• Task: Extract the whole listing as it stands. Do not include the pictures.
[Opening Data extract section]
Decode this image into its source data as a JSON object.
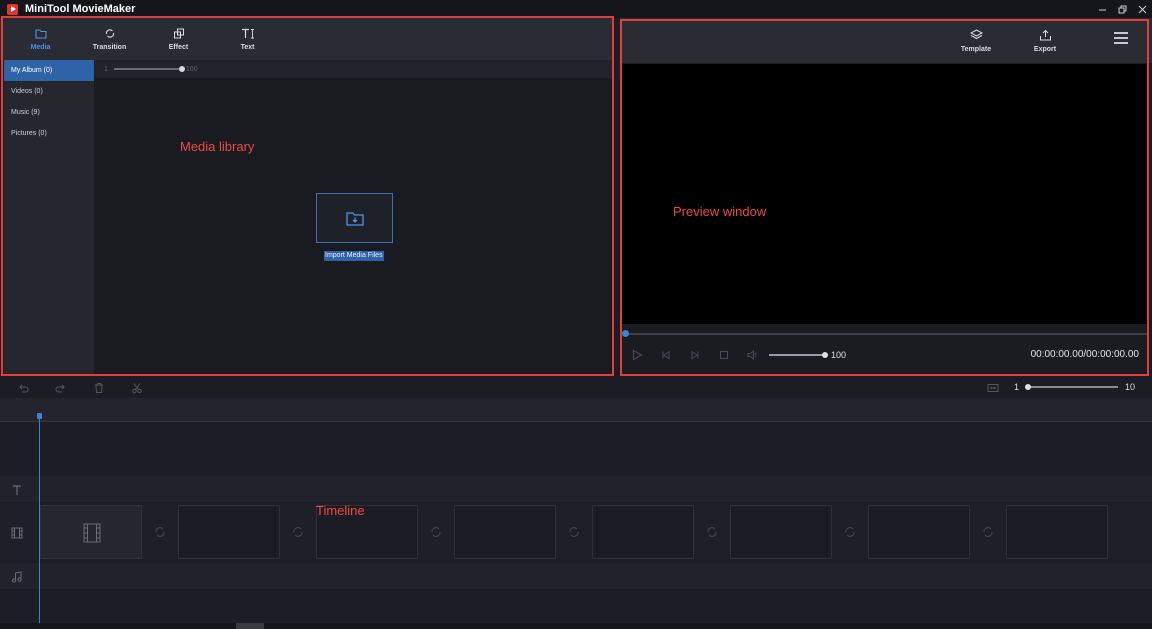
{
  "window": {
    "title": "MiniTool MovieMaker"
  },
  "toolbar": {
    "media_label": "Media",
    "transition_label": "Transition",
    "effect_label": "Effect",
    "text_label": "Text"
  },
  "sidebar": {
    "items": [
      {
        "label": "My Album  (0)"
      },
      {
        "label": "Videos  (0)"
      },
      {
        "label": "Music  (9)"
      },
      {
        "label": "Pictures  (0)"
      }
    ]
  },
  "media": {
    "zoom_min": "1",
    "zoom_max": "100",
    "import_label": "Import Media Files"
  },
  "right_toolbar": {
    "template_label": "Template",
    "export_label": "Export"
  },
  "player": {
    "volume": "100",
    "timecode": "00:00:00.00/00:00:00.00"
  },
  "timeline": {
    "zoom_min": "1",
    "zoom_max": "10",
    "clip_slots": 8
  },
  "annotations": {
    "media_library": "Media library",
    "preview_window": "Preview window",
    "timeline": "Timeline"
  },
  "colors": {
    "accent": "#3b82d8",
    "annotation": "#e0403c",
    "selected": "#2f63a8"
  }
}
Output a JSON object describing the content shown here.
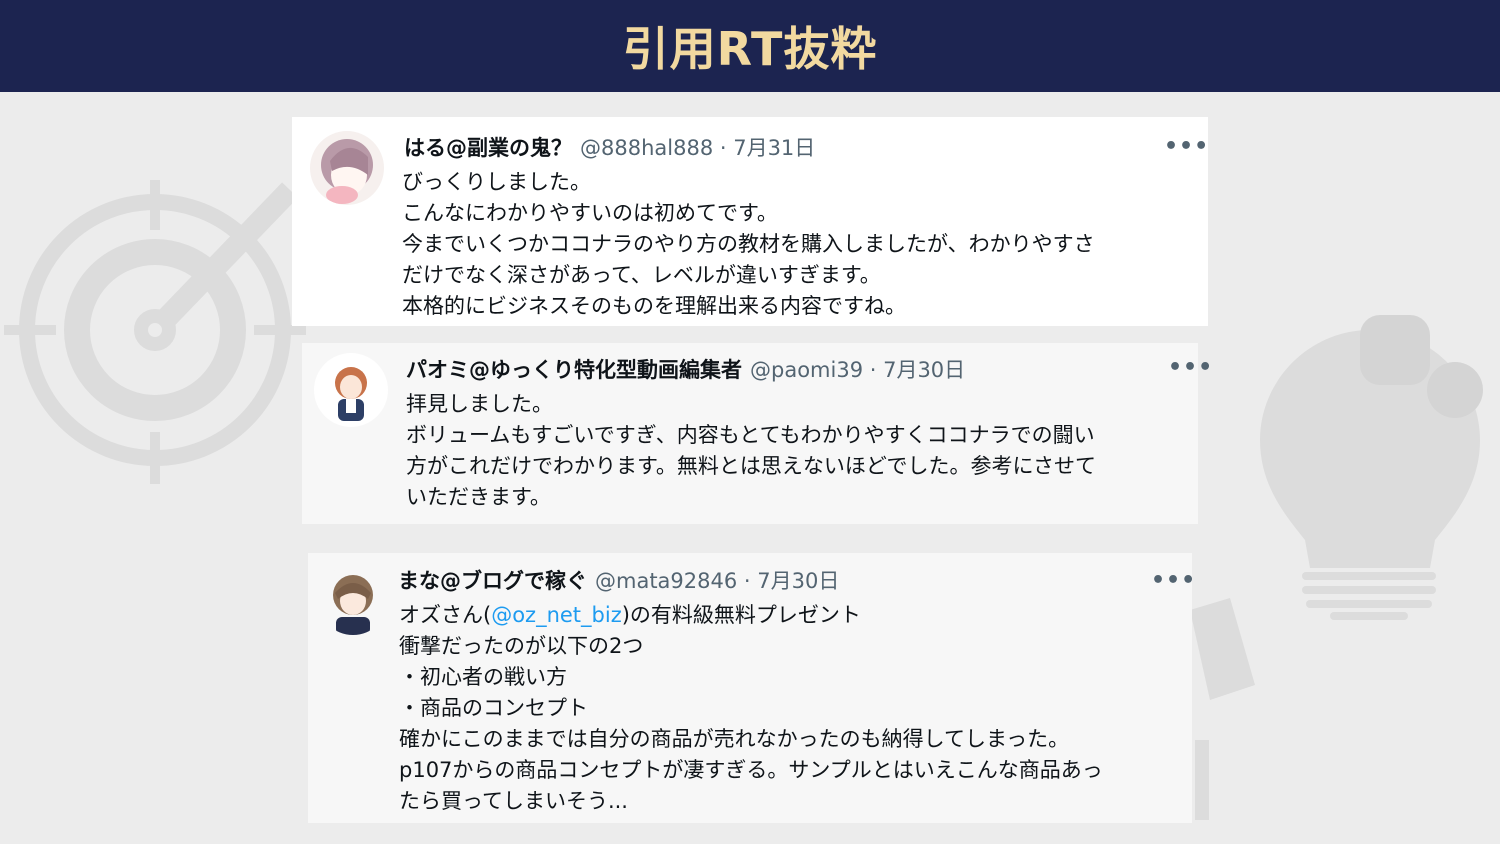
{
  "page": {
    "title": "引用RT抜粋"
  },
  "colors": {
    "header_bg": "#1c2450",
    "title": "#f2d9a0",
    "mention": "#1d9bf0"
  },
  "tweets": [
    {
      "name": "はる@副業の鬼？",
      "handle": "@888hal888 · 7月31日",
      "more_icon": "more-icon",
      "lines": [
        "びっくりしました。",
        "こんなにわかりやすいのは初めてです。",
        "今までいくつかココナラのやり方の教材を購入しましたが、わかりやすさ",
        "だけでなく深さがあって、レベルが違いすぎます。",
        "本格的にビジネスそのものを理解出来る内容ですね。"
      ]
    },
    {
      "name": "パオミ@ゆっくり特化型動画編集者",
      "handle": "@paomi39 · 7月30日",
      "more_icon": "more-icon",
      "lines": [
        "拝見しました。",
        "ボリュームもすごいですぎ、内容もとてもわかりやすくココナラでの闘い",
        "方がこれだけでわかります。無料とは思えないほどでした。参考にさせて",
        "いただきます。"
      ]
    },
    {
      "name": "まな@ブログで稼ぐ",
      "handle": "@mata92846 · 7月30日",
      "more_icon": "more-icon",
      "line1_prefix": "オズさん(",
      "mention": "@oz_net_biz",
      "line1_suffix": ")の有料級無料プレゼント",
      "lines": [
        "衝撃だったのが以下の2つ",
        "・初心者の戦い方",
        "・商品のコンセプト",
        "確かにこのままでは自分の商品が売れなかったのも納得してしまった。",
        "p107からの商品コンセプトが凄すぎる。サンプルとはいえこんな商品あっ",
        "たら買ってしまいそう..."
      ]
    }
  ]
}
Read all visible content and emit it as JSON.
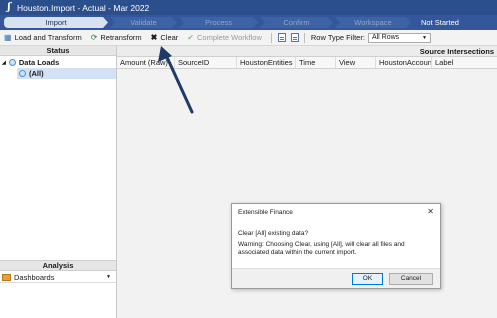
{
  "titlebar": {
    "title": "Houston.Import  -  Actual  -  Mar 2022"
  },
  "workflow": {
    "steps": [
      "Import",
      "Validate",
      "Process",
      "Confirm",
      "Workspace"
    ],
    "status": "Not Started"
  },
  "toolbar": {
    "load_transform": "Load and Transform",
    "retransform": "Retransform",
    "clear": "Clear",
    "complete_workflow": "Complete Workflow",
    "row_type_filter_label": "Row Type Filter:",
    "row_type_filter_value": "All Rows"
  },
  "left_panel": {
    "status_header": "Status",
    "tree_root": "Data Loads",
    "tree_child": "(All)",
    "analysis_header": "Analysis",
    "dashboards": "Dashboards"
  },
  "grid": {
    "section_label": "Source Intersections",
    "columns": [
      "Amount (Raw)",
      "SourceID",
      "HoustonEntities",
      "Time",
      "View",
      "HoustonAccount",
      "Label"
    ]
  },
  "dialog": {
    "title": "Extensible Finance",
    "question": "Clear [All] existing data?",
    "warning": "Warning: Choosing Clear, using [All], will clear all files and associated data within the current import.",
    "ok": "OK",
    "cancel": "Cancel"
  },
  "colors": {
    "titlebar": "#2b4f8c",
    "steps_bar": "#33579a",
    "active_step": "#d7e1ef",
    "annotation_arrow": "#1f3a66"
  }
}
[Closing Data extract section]
• Answer area:
Decode this image into its source data as a JSON object.
{
  "window": {
    "title": "MiniTool MovieMaker"
  },
  "toolbar": {
    "media_label": "Media",
    "transition_label": "Transition",
    "effect_label": "Effect",
    "text_label": "Text"
  },
  "sidebar": {
    "items": [
      {
        "label": "My Album  (0)"
      },
      {
        "label": "Videos  (0)"
      },
      {
        "label": "Music  (9)"
      },
      {
        "label": "Pictures  (0)"
      }
    ]
  },
  "media": {
    "zoom_min": "1",
    "zoom_max": "100",
    "import_label": "Import Media Files"
  },
  "right_toolbar": {
    "template_label": "Template",
    "export_label": "Export"
  },
  "player": {
    "volume": "100",
    "timecode": "00:00:00.00/00:00:00.00"
  },
  "timeline": {
    "zoom_min": "1",
    "zoom_max": "10",
    "clip_slots": 8
  },
  "annotations": {
    "media_library": "Media library",
    "preview_window": "Preview window",
    "timeline": "Timeline"
  },
  "colors": {
    "accent": "#3b82d8",
    "annotation": "#e0403c",
    "selected": "#2f63a8"
  }
}
Output a JSON object describing the content shown here.
{
  "page": {
    "title": "引用RT抜粋"
  },
  "colors": {
    "header_bg": "#1c2450",
    "title": "#f2d9a0",
    "mention": "#1d9bf0"
  },
  "tweets": [
    {
      "name": "はる@副業の鬼？",
      "handle": "@888hal888 · 7月31日",
      "more_icon": "more-icon",
      "lines": [
        "びっくりしました。",
        "こんなにわかりやすいのは初めてです。",
        "今までいくつかココナラのやり方の教材を購入しましたが、わかりやすさ",
        "だけでなく深さがあって、レベルが違いすぎます。",
        "本格的にビジネスそのものを理解出来る内容ですね。"
      ]
    },
    {
      "name": "パオミ@ゆっくり特化型動画編集者",
      "handle": "@paomi39 · 7月30日",
      "more_icon": "more-icon",
      "lines": [
        "拝見しました。",
        "ボリュームもすごいですぎ、内容もとてもわかりやすくココナラでの闘い",
        "方がこれだけでわかります。無料とは思えないほどでした。参考にさせて",
        "いただきます。"
      ]
    },
    {
      "name": "まな@ブログで稼ぐ",
      "handle": "@mata92846 · 7月30日",
      "more_icon": "more-icon",
      "line1_prefix": "オズさん(",
      "mention": "@oz_net_biz",
      "line1_suffix": ")の有料級無料プレゼント",
      "lines": [
        "衝撃だったのが以下の2つ",
        "・初心者の戦い方",
        "・商品のコンセプト",
        "確かにこのままでは自分の商品が売れなかったのも納得してしまった。",
        "p107からの商品コンセプトが凄すぎる。サンプルとはいえこんな商品あっ",
        "たら買ってしまいそう..."
      ]
    }
  ]
}
Read all visible content and emit it as JSON.
{
  "titlebar": {
    "title": "Houston.Import  -  Actual  -  Mar 2022"
  },
  "workflow": {
    "steps": [
      "Import",
      "Validate",
      "Process",
      "Confirm",
      "Workspace"
    ],
    "status": "Not Started"
  },
  "toolbar": {
    "load_transform": "Load and Transform",
    "retransform": "Retransform",
    "clear": "Clear",
    "complete_workflow": "Complete Workflow",
    "row_type_filter_label": "Row Type Filter:",
    "row_type_filter_value": "All Rows"
  },
  "left_panel": {
    "status_header": "Status",
    "tree_root": "Data Loads",
    "tree_child": "(All)",
    "analysis_header": "Analysis",
    "dashboards": "Dashboards"
  },
  "grid": {
    "section_label": "Source Intersections",
    "columns": [
      "Amount (Raw)",
      "SourceID",
      "HoustonEntities",
      "Time",
      "View",
      "HoustonAccount",
      "Label"
    ]
  },
  "dialog": {
    "title": "Extensible Finance",
    "question": "Clear [All] existing data?",
    "warning": "Warning: Choosing Clear, using [All], will clear all files and associated data within the current import.",
    "ok": "OK",
    "cancel": "Cancel"
  },
  "colors": {
    "titlebar": "#2b4f8c",
    "steps_bar": "#33579a",
    "active_step": "#d7e1ef",
    "annotation_arrow": "#1f3a66"
  }
}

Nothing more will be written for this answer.